Return each line of the records below that contains the word "controller".

===== RECORDS TO USE =====

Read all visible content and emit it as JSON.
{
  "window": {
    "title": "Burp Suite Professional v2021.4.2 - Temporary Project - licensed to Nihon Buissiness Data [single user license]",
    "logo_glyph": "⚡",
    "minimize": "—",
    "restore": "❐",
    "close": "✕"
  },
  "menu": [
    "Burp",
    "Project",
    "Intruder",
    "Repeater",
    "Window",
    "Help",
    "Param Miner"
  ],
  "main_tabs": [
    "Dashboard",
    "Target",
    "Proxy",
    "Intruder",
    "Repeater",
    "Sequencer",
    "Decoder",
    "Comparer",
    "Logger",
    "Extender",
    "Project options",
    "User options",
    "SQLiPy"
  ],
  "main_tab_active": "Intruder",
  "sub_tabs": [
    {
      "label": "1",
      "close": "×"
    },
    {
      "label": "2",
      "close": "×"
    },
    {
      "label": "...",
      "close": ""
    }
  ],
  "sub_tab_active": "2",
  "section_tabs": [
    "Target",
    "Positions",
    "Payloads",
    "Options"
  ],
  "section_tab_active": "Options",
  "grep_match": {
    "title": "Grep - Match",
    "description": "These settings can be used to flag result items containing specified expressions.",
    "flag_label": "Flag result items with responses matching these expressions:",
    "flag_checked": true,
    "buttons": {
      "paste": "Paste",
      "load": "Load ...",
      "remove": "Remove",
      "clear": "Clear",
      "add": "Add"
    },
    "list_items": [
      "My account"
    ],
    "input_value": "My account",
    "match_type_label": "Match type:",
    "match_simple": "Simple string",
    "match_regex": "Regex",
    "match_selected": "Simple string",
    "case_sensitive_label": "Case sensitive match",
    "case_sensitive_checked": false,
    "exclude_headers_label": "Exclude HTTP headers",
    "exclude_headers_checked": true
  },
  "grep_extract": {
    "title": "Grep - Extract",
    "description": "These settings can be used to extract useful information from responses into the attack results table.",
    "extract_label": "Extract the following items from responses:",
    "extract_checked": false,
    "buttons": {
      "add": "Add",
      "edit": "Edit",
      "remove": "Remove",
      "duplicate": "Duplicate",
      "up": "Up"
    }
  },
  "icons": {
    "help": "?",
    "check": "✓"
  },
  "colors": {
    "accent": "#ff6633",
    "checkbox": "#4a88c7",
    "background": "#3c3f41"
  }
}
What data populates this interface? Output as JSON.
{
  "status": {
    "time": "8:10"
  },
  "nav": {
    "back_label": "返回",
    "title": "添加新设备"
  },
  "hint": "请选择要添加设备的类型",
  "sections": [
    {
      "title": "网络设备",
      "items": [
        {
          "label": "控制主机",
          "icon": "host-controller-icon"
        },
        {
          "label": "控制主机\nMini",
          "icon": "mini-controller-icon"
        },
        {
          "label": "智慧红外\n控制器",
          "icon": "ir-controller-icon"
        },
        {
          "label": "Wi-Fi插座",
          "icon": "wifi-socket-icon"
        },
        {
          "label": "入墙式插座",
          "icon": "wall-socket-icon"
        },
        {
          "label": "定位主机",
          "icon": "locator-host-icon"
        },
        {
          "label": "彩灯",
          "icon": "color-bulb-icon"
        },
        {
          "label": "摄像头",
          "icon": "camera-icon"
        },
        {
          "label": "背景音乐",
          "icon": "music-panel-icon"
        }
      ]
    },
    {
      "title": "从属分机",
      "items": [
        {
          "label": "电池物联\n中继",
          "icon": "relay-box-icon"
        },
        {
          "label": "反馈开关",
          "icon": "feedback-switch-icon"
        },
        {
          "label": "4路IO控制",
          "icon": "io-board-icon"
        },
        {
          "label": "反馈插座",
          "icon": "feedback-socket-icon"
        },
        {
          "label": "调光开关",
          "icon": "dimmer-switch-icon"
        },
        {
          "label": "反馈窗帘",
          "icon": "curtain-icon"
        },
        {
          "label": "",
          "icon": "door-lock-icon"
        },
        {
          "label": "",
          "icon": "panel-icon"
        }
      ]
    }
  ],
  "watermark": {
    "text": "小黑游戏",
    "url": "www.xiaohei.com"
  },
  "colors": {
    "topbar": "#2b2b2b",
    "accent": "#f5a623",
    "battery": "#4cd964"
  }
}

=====

**SOLUTION FOR THIS TASK**
          "icon": "host-controller-icon"
          "icon": "mini-controller-icon"
          "icon": "ir-controller-icon"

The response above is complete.